The series is fantastic. The writing and the plotting are tight and well structured and don’t rely on outer space sci-fi gimmicks (the final episode titled Little Green Men And Other Martians is a red herring, in this respect).
Nathan Spring is the commander of the ISPF (International Space Police Force, non-affectionately known as the Star Cops). He sets about creating a respected base of operations on Moonbase to investigate crimes, as the world below starts to spread its wings in the reaches of outer space. The job is one he doesn’t want. He is frequently getting space sick, has problems adjusting to zero gravity and is the kind of man who tolerates little. He reveals in the eigth episode that his first job as a fully fledged officer led to him having to arrest his own father for embezzlement. The casting of David Calder as the Commander Nathan Spring is the perfect marriage of character and actor.
The aforementioned Inspector Colin Devis (played by Trevor Cooper) joins the crew on Moonbase when he’s thrown out of the police after informing on his fellow officer, who frames Nathan for the brutal and horrifyingly casual murder of his girlfriend Lee in episode 2. Devis is undeniably the light relief and his un-politically correct stance on a Moonbase filled with Russians, Australians and Japanese is a highlight.
Linda Newton plays Pal Kenzy, the Australian officer who is sacked for corruption by Nathan in episode 3, but who later gets her job back in a mixture of cunning and a smidgen of blackmail. There is a love-hate relationship with these two (isn’t there always a love-hate relationship?) which certainly deserved to be developed further in a future series.

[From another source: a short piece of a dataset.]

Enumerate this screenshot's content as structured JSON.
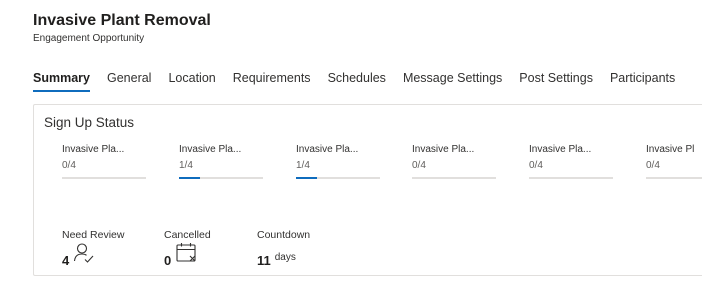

The one weak link in the main cast is undeniably American Erick Ray Evans’ portrayal of Chief Superintendent David Theroux. I recall reading a review on BBC’s Waking The Dead series some years ago where it was criticised as being the one show where the main characters’ continually shouting at each other is mistakenly held to symbolise character development. Clearly, that reviewer is one of the many who had never seen Star Cops. Evans’ acting range is limited. Limited to casual wise guy and outraged innocent. His continual bursts of anger at the fellow cast are, at times, cringe worthy and damn right ludicrous. And talking of ludicrous, I haven’t even mentioned his hair yet.

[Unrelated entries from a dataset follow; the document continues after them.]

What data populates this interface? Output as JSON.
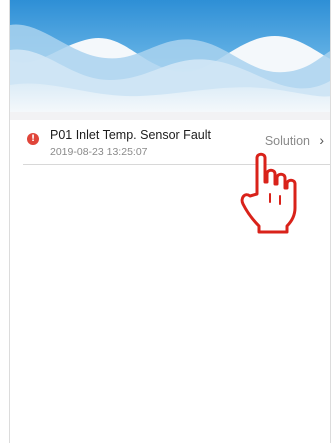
{
  "fault_list": {
    "items": [
      {
        "icon": "exclamation-circle-icon",
        "icon_glyph": "!",
        "title": "P01 Inlet Temp. Sensor Fault",
        "timestamp": "2019-08-23 13:25:07",
        "action_label": "Solution",
        "chevron": "›"
      }
    ]
  },
  "colors": {
    "alert_red": "#e0453a",
    "wave_blue": "#3a9ad9",
    "cursor_red": "#d9221a"
  },
  "icons": {
    "header": "wave-header-graphic",
    "pointer": "hand-pointer-icon"
  }
}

Each episode adds a little flavour to the Star Cops and are genuinely engaging and gripping. Episode 2 (Conversations With The Dead), for me, is a definite highlight. Later episodes saw characters that add to the international flavour of the Star Cops with Russian Alexander Krivenko and Japanese officer Anna Shoun (played by Sayo Inaba,; clearly a graduate from the Erick Ray Evans school of acting).
Unfortunately, the series never found its audience and after nine brilliant episodes, the series left the air never to return. If you listen to Chris Boucher on the aforementioned The Cult Of Star Cops documentary, reasons for the cancellation vary between bad scheduling by the BBC, differences of opinion between Boucher and the producer Evgeny Gridneff (Boucher remarks their relationship “started out at the bottom and worked its way down”) and just a failure to capture the ratings needed to warrant a second series.

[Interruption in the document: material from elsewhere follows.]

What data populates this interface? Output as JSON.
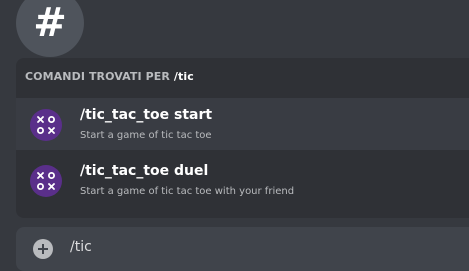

For me, it’s a lost opportunity. I would loved to have seen future episodes with Nathan Spring and company, but, unfortunately, it would never find its audience until years had passed and, by then, it was too late.
If you get a chance to watch the series, take it. I believe the DVD has now been deleted. You might have to do a bit of detective work yourself to track the show down.
So, in many ways its taken the show full circle to the scheduling conflicts of 1987. A shame and a loss.
RIP Star Cops : 6th July 1987 – 30th August 1987.